It’s why Matthew’s Gospel seems a little demanding and harsh to us.  It was written after the Palm cross Roman military had destroyed Jerusalem and had deeply challenged every part of Judaism and the forming Christian communities.  It was written sometime after the destruction of the Jewish Temple, after 70 AD, after people had had some real experience as to how much this event was going to threaten their relationship with the risen Christ.  The Gospel’s writer wanted the people of God to know things that would give them strength in their faith life, regarding prayer, how they behaved with each other, reconciliation, giving money, how they would be challenged. 

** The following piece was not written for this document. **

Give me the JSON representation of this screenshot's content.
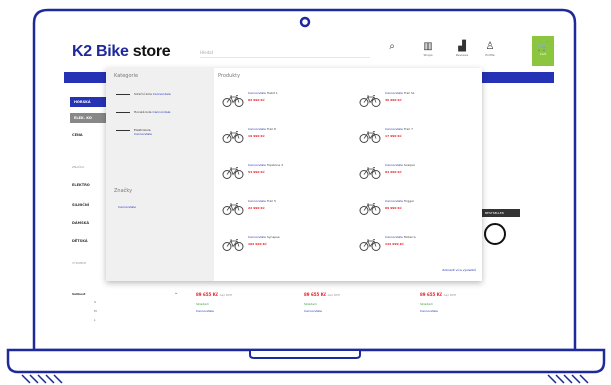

He wanted to remind people, from the beginning of his Gospel, that Jesus stood up to the power of evil, and that, because he did that, Jesus was able to bring us all the victory of God.  This Gospel writer wanted all the followers of Christ to know that, in spite of the tough things they faced, through the power of Christ and through living in a certain way in the community of faith, they had nothing to fear because of Christ’s victory.

Matthew wants us to know of the power we have in Christ.  I don’t know where you are right now; you might need something different from a Gospel or a letter in the New Testament.  But as I have listened to people over the years, as I have listened to my own life of prayer, I see how so often we need to know of the power we are given in Jesus Christ, how Jesus’ victory is our victory.  It’s something we need to know when we see the power of evil in our world and in our country, when we face violence in our communities.  We need to know that through Christ, we have been given the power to speak to the world of the reality of goodness.

Even with all that there is to make it hard to believe in the power of God through us, if we pray, if we give, if we witness together, we let ourselves be reminded of the work of Jesus of Nazareth and of all the power we have been given to show forth the reality of the victory of Christ.  Know of my Lenten prayers for you and my hope for the power of Easter in your life.

--M. Thomas Shaw, SSJE